Task to complete ▸ Repeat the entries in full. Each line must match exactly.

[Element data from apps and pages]
= = = =

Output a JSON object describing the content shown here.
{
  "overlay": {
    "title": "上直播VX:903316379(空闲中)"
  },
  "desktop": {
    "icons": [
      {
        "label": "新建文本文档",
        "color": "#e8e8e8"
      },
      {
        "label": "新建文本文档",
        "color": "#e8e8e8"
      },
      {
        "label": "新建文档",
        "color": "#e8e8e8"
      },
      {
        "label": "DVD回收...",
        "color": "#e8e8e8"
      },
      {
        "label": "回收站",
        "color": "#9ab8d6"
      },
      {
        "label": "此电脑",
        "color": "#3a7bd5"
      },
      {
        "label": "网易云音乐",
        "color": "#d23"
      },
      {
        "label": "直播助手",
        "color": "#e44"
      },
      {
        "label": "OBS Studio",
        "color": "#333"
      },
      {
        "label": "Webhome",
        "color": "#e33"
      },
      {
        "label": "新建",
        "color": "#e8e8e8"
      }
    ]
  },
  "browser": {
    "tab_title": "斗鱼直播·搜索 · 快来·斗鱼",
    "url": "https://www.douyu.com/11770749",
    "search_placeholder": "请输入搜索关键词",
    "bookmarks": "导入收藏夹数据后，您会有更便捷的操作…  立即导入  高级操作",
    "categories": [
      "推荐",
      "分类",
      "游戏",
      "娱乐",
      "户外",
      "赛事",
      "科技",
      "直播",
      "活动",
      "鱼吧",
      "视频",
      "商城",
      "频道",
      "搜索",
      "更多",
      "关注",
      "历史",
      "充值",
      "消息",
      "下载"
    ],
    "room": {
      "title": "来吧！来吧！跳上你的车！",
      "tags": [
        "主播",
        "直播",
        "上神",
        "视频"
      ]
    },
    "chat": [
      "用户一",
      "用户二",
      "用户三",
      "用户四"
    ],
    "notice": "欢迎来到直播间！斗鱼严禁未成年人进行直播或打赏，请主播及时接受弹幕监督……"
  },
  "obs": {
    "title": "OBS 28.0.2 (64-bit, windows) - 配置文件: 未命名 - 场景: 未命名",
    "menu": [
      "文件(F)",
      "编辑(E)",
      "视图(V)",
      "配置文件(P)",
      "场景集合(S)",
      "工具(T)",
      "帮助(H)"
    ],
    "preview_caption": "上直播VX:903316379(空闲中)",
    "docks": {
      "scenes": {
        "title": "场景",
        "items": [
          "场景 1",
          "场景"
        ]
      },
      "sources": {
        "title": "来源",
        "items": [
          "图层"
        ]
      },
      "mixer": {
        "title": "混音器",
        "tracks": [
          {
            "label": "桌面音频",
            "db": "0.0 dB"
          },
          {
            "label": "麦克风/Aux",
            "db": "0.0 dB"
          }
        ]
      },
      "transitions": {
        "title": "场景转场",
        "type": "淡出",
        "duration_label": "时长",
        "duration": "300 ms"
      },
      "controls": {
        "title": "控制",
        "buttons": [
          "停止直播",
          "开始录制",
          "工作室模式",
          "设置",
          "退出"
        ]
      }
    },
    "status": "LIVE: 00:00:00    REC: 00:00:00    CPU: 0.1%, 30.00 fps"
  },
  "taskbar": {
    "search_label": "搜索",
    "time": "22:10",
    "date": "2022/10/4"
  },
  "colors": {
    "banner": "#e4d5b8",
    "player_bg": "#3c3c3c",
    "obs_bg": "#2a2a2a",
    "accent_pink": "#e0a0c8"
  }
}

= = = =

Solution ▸
Output a JSON object describing the content shown here.
{
  "overlay": {
    "title": "上直播VX:903316379(空闲中)"
  },
  "desktop": {
    "icons": [
      {
        "label": "新建文本文档",
        "color": "#e8e8e8"
      },
      {
        "label": "新建文本文档",
        "color": "#e8e8e8"
      },
      {
        "label": "新建文档",
        "color": "#e8e8e8"
      },
      {
        "label": "DVD回收...",
        "color": "#e8e8e8"
      },
      {
        "label": "回收站",
        "color": "#9ab8d6"
      },
      {
        "label": "此电脑",
        "color": "#3a7bd5"
      },
      {
        "label": "网易云音乐",
        "color": "#d23"
      },
      {
        "label": "直播助手",
        "color": "#e44"
      },
      {
        "label": "OBS Studio",
        "color": "#333"
      },
      {
        "label": "Webhome",
        "color": "#e33"
      },
      {
        "label": "新建",
        "color": "#e8e8e8"
      }
    ]
  },
  "browser": {
    "tab_title": "斗鱼直播·搜索 · 快来·斗鱼",
    "url": "https://www.douyu.com/11770749",
    "search_placeholder": "请输入搜索关键词",
    "bookmarks": "导入收藏夹数据后，您会有更便捷的操作…  立即导入  高级操作",
    "categories": [
      "推荐",
      "分类",
      "游戏",
      "娱乐",
      "户外",
      "赛事",
      "科技",
      "直播",
      "活动",
      "鱼吧",
      "视频",
      "商城",
      "频道",
      "搜索",
      "更多",
      "关注",
      "历史",
      "充值",
      "消息",
      "下载"
    ],
    "room": {
      "title": "来吧！来吧！跳上你的车！",
      "tags": [
        "主播",
        "直播",
        "上神",
        "视频"
      ]
    },
    "chat": [
      "用户一",
      "用户二",
      "用户三",
      "用户四"
    ],
    "notice": "欢迎来到直播间！斗鱼严禁未成年人进行直播或打赏，请主播及时接受弹幕监督……"
  },
  "obs": {
    "title": "OBS 28.0.2 (64-bit, windows) - 配置文件: 未命名 - 场景: 未命名",
    "menu": [
      "文件(F)",
      "编辑(E)",
      "视图(V)",
      "配置文件(P)",
      "场景集合(S)",
      "工具(T)",
      "帮助(H)"
    ],
    "preview_caption": "上直播VX:903316379(空闲中)",
    "docks": {
      "scenes": {
        "title": "场景",
        "items": [
          "场景 1",
          "场景"
        ]
      },
      "sources": {
        "title": "来源",
        "items": [
          "图层"
        ]
      },
      "mixer": {
        "title": "混音器",
        "tracks": [
          {
            "label": "桌面音频",
            "db": "0.0 dB"
          },
          {
            "label": "麦克风/Aux",
            "db": "0.0 dB"
          }
        ]
      },
      "transitions": {
        "title": "场景转场",
        "type": "淡出",
        "duration_label": "时长",
        "duration": "300 ms"
      },
      "controls": {
        "title": "控制",
        "buttons": [
          "停止直播",
          "开始录制",
          "工作室模式",
          "设置",
          "退出"
        ]
      }
    },
    "status": "LIVE: 00:00:00    REC: 00:00:00    CPU: 0.1%, 30.00 fps"
  },
  "taskbar": {
    "search_label": "搜索",
    "time": "22:10",
    "date": "2022/10/4"
  },
  "colors": {
    "banner": "#e4d5b8",
    "player_bg": "#3c3c3c",
    "obs_bg": "#2a2a2a",
    "accent_pink": "#e0a0c8"
  }
}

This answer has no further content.